The book released on Mayawati's 50th b'day tells all that you wanted to know about her, reports Sunita Aron.

india Updated: Jan 24, 2006 17:46 IST
Sunita Aron
Sunita Aron

Everything you wanted to know about Mayawati, but didn't know whom to ask. It's all (at least, most of it) in her book the BSP leader released on her 50th birthday in Delhi recently.

Mere Sangharshmay Jeevan and Bahujan Movement ka Safarnaama, while silent on the pertinent but delicate question of her personal wealth and other idiosyncrasies, does talk politics in an almost candid manner.

For instance, page 546 of the first part of the book reveals that the BSP supremo is not averse to "adjustments" with the BJP "if it renounces its manuvadi traits and throws out small-time leaders who create rift in the alliance".

On the short-lived alliance with the SP, she says they came together to ensure that the Bahujan Samaj came under one umbrella, under the leadership of someone from the Bahujan Samaj.

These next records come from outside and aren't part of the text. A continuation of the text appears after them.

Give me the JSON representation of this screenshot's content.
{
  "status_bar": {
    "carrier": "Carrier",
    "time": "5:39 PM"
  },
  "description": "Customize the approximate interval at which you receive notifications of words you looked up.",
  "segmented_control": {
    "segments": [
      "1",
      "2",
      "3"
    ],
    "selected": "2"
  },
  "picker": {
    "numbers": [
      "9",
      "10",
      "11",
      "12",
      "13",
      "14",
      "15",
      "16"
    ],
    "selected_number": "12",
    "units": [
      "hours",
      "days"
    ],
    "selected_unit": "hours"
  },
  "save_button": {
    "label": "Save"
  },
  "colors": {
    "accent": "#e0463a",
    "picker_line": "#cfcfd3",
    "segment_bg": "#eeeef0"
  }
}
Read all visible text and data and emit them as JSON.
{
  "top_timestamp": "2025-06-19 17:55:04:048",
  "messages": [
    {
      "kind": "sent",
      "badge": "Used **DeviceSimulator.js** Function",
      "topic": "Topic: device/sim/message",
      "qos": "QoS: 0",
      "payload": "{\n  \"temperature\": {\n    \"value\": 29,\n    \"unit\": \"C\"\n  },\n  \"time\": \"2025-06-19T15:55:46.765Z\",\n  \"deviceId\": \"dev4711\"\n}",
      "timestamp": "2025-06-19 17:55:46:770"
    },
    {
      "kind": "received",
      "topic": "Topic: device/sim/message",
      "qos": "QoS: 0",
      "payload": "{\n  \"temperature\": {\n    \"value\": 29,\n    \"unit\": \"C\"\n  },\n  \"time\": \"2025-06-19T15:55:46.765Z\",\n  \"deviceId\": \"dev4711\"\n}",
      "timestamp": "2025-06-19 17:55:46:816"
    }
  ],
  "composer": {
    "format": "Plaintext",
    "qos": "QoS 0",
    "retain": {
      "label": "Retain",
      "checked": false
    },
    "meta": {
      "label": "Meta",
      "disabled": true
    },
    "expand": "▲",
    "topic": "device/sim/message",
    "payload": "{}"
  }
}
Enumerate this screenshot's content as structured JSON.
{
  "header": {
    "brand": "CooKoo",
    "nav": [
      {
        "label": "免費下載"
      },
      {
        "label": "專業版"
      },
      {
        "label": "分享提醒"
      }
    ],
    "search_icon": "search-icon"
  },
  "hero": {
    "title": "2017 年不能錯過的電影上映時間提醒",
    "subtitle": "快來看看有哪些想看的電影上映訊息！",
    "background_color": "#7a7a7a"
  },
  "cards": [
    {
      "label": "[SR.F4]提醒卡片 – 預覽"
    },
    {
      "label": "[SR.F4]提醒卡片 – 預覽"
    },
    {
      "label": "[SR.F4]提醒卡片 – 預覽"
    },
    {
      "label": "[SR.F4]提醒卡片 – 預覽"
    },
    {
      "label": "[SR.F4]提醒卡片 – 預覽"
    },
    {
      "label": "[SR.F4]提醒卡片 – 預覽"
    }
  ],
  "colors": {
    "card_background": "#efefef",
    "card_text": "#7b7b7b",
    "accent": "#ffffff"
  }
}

It failed because of Mulayam's selfish politics, she writes.

She wants Congress to treat the Bahujan Samaj better "unlike past leaders". And she demands a public apology from Mulayam for the infamous State Guest House incident.

The 2,000-page book traces Maya's political journey that started with her first meeting with Kanshi Ram sometime in 1977, across her three stints as Chief Minister of Uttar Pradesh and ends with the political message that the interest of the uppercaste was also safe with the BSP.

Reacting to the book, Chief Minister Mulayam Singh Yadav said he would not publicly apologise for something he was not even involved in.

He said he had been magnanimous in ignoring BSP's baseless tirade against him. "Had I been vindictive, Mayawati and some of her ministers would have been in serious trouble," he said.

First Published: Jan 24, 2006 17:46 IST